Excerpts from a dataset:
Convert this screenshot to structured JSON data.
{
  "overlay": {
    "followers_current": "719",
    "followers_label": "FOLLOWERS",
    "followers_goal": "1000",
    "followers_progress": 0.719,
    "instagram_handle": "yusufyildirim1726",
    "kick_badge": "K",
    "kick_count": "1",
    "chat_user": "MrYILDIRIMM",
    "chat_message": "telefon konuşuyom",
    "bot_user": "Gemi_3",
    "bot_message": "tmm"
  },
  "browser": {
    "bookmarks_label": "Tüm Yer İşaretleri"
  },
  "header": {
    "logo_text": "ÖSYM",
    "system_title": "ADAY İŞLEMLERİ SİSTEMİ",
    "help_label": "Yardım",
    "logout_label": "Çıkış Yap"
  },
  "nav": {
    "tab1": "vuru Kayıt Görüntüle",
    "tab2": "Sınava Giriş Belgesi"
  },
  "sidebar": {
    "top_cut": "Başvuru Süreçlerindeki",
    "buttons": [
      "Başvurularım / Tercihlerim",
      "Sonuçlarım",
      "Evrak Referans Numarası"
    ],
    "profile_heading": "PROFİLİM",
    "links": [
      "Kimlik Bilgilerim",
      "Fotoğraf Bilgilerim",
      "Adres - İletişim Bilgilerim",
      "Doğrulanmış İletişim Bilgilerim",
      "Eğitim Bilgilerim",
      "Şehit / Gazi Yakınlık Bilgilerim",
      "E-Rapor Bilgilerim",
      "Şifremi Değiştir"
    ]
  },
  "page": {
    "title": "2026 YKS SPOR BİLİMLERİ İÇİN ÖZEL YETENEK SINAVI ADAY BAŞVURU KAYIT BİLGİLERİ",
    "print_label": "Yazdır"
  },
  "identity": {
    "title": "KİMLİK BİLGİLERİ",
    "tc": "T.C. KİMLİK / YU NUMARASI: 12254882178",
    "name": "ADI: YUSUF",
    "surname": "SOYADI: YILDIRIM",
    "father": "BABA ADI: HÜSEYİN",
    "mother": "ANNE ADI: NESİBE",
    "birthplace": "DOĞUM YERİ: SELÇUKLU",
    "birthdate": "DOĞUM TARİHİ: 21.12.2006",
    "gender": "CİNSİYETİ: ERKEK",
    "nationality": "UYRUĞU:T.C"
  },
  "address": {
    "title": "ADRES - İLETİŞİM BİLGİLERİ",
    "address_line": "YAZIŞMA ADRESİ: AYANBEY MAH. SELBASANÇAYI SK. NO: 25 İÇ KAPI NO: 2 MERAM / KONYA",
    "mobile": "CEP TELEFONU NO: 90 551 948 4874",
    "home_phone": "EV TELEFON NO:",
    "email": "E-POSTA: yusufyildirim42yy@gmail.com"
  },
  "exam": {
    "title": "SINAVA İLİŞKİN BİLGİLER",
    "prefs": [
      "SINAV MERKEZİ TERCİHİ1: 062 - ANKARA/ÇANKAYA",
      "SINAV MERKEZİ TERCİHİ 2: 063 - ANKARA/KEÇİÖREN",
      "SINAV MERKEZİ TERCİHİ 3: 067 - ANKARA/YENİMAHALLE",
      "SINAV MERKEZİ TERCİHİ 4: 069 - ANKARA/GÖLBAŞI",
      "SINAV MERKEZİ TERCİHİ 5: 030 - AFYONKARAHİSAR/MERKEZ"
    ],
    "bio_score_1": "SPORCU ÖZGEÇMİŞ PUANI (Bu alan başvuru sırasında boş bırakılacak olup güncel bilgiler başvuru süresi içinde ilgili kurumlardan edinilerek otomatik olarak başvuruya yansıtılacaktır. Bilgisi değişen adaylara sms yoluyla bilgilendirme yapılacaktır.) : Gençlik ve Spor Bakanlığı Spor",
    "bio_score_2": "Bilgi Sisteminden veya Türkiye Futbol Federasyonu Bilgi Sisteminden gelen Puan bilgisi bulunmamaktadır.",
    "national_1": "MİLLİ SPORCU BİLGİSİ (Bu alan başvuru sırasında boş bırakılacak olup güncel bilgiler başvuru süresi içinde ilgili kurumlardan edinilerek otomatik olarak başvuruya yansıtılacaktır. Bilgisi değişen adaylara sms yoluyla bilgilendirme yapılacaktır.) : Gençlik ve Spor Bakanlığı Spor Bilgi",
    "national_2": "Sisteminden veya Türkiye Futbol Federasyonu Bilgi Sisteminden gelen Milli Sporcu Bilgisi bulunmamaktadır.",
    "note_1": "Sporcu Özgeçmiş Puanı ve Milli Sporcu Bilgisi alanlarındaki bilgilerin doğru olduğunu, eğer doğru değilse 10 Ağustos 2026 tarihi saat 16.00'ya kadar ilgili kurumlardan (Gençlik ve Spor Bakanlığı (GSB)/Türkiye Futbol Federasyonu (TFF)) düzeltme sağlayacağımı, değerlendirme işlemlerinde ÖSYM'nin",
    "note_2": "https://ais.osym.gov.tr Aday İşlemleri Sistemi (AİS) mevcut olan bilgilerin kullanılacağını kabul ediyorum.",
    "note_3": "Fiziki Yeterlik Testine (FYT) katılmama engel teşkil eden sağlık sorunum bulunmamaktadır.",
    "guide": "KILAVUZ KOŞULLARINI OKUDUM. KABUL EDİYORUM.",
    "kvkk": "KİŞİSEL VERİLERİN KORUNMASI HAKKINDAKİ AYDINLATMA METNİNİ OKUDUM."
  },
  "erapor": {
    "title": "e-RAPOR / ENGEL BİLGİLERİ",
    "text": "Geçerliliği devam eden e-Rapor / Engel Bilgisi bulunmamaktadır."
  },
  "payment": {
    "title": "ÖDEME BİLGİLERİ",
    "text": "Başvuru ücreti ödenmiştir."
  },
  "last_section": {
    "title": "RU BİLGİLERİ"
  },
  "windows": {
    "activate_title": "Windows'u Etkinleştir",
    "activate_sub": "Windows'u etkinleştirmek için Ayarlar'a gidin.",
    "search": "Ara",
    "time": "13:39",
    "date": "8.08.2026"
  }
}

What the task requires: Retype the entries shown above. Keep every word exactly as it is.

Result of this task:
Convert this screenshot to structured JSON data.
{
  "overlay": {
    "followers_current": "719",
    "followers_label": "FOLLOWERS",
    "followers_goal": "1000",
    "followers_progress": 0.719,
    "instagram_handle": "yusufyildirim1726",
    "kick_badge": "K",
    "kick_count": "1",
    "chat_user": "MrYILDIRIMM",
    "chat_message": "telefon konuşuyom",
    "bot_user": "Gemi_3",
    "bot_message": "tmm"
  },
  "browser": {
    "bookmarks_label": "Tüm Yer İşaretleri"
  },
  "header": {
    "logo_text": "ÖSYM",
    "system_title": "ADAY İŞLEMLERİ SİSTEMİ",
    "help_label": "Yardım",
    "logout_label": "Çıkış Yap"
  },
  "nav": {
    "tab1": "vuru Kayıt Görüntüle",
    "tab2": "Sınava Giriş Belgesi"
  },
  "sidebar": {
    "top_cut": "Başvuru Süreçlerindeki",
    "buttons": [
      "Başvurularım / Tercihlerim",
      "Sonuçlarım",
      "Evrak Referans Numarası"
    ],
    "profile_heading": "PROFİLİM",
    "links": [
      "Kimlik Bilgilerim",
      "Fotoğraf Bilgilerim",
      "Adres - İletişim Bilgilerim",
      "Doğrulanmış İletişim Bilgilerim",
      "Eğitim Bilgilerim",
      "Şehit / Gazi Yakınlık Bilgilerim",
      "E-Rapor Bilgilerim",
      "Şifremi Değiştir"
    ]
  },
  "page": {
    "title": "2026 YKS SPOR BİLİMLERİ İÇİN ÖZEL YETENEK SINAVI ADAY BAŞVURU KAYIT BİLGİLERİ",
    "print_label": "Yazdır"
  },
  "identity": {
    "title": "KİMLİK BİLGİLERİ",
    "tc": "T.C. KİMLİK / YU NUMARASI: 12254882178",
    "name": "ADI: YUSUF",
    "surname": "SOYADI: YILDIRIM",
    "father": "BABA ADI: HÜSEYİN",
    "mother": "ANNE ADI: NESİBE",
    "birthplace": "DOĞUM YERİ: SELÇUKLU",
    "birthdate": "DOĞUM TARİHİ: 21.12.2006",
    "gender": "CİNSİYETİ: ERKEK",
    "nationality": "UYRUĞU:T.C"
  },
  "address": {
    "title": "ADRES - İLETİŞİM BİLGİLERİ",
    "address_line": "YAZIŞMA ADRESİ: AYANBEY MAH. SELBASANÇAYI SK. NO: 25 İÇ KAPI NO: 2 MERAM / KONYA",
    "mobile": "CEP TELEFONU NO: 90 551 948 4874",
    "home_phone": "EV TELEFON NO:",
    "email": "E-POSTA: yusufyildirim42yy@gmail.com"
  },
  "exam": {
    "title": "SINAVA İLİŞKİN BİLGİLER",
    "prefs": [
      "SINAV MERKEZİ TERCİHİ1: 062 - ANKARA/ÇANKAYA",
      "SINAV MERKEZİ TERCİHİ 2: 063 - ANKARA/KEÇİÖREN",
      "SINAV MERKEZİ TERCİHİ 3: 067 - ANKARA/YENİMAHALLE",
      "SINAV MERKEZİ TERCİHİ 4: 069 - ANKARA/GÖLBAŞI",
      "SINAV MERKEZİ TERCİHİ 5: 030 - AFYONKARAHİSAR/MERKEZ"
    ],
    "bio_score_1": "SPORCU ÖZGEÇMİŞ PUANI (Bu alan başvuru sırasında boş bırakılacak olup güncel bilgiler başvuru süresi içinde ilgili kurumlardan edinilerek otomatik olarak başvuruya yansıtılacaktır. Bilgisi değişen adaylara sms yoluyla bilgilendirme yapılacaktır.) : Gençlik ve Spor Bakanlığı Spor",
    "bio_score_2": "Bilgi Sisteminden veya Türkiye Futbol Federasyonu Bilgi Sisteminden gelen Puan bilgisi bulunmamaktadır.",
    "national_1": "MİLLİ SPORCU BİLGİSİ (Bu alan başvuru sırasında boş bırakılacak olup güncel bilgiler başvuru süresi içinde ilgili kurumlardan edinilerek otomatik olarak başvuruya yansıtılacaktır. Bilgisi değişen adaylara sms yoluyla bilgilendirme yapılacaktır.) : Gençlik ve Spor Bakanlığı Spor Bilgi",
    "national_2": "Sisteminden veya Türkiye Futbol Federasyonu Bilgi Sisteminden gelen Milli Sporcu Bilgisi bulunmamaktadır.",
    "note_1": "Sporcu Özgeçmiş Puanı ve Milli Sporcu Bilgisi alanlarındaki bilgilerin doğru olduğunu, eğer doğru değilse 10 Ağustos 2026 tarihi saat 16.00'ya kadar ilgili kurumlardan (Gençlik ve Spor Bakanlığı (GSB)/Türkiye Futbol Federasyonu (TFF)) düzeltme sağlayacağımı, değerlendirme işlemlerinde ÖSYM'nin",
    "note_2": "https://ais.osym.gov.tr Aday İşlemleri Sistemi (AİS) mevcut olan bilgilerin kullanılacağını kabul ediyorum.",
    "note_3": "Fiziki Yeterlik Testine (FYT) katılmama engel teşkil eden sağlık sorunum bulunmamaktadır.",
    "guide": "KILAVUZ KOŞULLARINI OKUDUM. KABUL EDİYORUM.",
    "kvkk": "KİŞİSEL VERİLERİN KORUNMASI HAKKINDAKİ AYDINLATMA METNİNİ OKUDUM."
  },
  "erapor": {
    "title": "e-RAPOR / ENGEL BİLGİLERİ",
    "text": "Geçerliliği devam eden e-Rapor / Engel Bilgisi bulunmamaktadır."
  },
  "payment": {
    "title": "ÖDEME BİLGİLERİ",
    "text": "Başvuru ücreti ödenmiştir."
  },
  "last_section": {
    "title": "RU BİLGİLERİ"
  },
  "windows": {
    "activate_title": "Windows'u Etkinleştir",
    "activate_sub": "Windows'u etkinleştirmek için Ayarlar'a gidin.",
    "search": "Ara",
    "time": "13:39",
    "date": "8.08.2026"
  }
}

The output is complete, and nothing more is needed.